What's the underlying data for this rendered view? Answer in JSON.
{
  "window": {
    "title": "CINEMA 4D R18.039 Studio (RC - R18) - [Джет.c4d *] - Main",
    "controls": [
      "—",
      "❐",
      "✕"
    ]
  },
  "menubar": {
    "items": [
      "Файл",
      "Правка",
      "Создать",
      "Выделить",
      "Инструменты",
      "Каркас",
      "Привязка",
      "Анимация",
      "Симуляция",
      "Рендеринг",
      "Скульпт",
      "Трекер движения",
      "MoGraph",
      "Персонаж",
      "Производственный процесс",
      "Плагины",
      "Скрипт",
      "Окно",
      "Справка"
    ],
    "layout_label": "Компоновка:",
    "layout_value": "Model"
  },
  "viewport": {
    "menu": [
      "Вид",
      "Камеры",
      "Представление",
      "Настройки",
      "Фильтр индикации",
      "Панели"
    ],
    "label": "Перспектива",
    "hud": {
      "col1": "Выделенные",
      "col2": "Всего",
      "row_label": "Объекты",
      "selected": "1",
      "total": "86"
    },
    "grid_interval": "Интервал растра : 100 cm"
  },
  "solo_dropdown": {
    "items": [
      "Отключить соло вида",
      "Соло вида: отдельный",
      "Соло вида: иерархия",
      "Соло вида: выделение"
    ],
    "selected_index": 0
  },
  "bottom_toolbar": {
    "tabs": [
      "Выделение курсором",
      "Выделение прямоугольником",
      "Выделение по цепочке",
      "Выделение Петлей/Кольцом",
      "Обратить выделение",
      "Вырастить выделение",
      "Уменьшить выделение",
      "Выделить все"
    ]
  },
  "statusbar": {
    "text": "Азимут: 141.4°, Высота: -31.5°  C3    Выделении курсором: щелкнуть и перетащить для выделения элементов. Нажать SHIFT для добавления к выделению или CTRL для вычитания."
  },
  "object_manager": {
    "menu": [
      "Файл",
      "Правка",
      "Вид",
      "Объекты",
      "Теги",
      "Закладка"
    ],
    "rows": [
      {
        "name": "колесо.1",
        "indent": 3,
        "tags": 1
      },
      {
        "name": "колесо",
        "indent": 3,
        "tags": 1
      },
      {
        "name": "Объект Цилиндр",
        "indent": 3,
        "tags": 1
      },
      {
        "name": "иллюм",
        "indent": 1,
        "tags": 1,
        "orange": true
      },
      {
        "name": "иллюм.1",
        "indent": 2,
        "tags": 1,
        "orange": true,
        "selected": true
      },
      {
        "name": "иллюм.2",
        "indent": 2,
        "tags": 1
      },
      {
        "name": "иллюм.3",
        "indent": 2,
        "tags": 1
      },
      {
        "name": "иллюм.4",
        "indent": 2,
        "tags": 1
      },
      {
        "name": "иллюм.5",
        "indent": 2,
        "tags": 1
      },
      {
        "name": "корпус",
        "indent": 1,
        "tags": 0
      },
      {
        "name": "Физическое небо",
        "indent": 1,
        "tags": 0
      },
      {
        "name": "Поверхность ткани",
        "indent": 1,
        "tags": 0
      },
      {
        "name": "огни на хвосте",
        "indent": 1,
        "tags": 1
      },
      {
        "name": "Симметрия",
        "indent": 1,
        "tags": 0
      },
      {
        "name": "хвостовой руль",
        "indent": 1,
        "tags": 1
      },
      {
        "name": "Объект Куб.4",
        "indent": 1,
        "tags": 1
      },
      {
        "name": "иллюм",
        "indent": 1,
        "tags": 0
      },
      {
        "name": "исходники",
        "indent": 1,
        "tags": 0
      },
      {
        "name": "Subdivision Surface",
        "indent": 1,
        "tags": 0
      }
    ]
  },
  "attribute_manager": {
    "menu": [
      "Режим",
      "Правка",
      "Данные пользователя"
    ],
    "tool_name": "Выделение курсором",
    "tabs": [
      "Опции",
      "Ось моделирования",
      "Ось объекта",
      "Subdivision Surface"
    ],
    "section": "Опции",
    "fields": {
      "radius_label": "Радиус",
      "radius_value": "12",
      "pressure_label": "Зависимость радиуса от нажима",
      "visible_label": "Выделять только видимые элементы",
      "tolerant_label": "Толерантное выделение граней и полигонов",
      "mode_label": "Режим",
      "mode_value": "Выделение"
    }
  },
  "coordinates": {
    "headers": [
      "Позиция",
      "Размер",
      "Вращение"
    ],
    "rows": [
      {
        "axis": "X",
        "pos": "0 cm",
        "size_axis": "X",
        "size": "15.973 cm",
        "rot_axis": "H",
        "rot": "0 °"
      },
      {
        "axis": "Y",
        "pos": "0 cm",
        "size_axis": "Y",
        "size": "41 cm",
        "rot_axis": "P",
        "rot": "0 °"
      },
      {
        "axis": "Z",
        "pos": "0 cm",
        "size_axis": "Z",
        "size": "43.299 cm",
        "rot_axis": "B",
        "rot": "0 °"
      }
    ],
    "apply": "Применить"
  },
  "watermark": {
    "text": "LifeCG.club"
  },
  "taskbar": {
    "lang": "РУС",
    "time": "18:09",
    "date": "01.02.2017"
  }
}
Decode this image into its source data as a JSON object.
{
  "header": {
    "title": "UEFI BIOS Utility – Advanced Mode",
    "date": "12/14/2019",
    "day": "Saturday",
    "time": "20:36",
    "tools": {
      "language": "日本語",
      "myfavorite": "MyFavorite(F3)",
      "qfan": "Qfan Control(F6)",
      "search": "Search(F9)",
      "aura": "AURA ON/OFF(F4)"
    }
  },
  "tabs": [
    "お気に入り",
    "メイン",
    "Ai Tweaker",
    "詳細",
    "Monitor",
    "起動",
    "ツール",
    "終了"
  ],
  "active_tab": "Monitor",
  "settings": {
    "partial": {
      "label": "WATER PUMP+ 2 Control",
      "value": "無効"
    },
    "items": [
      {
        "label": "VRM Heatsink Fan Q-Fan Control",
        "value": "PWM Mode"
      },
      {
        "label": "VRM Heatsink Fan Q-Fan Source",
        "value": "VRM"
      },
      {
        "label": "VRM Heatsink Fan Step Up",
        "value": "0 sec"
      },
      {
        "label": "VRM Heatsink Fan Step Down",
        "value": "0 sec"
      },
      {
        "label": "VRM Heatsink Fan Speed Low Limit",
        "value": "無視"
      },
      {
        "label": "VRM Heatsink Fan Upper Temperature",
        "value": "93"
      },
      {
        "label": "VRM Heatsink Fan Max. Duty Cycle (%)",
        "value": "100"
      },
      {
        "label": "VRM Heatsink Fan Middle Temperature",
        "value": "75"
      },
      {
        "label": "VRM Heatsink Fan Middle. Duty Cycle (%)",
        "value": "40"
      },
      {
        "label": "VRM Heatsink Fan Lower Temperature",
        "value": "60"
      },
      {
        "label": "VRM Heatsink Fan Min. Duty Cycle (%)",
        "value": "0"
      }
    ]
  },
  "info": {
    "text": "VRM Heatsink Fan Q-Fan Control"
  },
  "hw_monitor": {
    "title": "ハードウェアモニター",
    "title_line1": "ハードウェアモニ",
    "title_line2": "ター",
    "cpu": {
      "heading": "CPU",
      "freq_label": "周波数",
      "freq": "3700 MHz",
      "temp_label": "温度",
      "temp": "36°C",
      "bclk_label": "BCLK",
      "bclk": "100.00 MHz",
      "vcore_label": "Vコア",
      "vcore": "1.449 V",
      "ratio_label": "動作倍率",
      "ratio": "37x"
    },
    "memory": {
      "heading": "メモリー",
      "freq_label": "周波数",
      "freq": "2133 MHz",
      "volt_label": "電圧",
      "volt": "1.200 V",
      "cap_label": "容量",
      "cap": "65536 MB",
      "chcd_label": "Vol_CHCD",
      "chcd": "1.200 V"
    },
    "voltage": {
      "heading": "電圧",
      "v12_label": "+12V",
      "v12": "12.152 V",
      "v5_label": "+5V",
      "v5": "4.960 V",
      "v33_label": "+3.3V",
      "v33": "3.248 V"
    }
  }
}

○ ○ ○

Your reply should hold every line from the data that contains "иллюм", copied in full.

* ANSWER AREA *
        "name": "иллюм",
        "name": "иллюм.1",
        "name": "иллюм.2",
        "name": "иллюм.3",
        "name": "иллюм.4",
        "name": "иллюм.5",
        "name": "иллюм",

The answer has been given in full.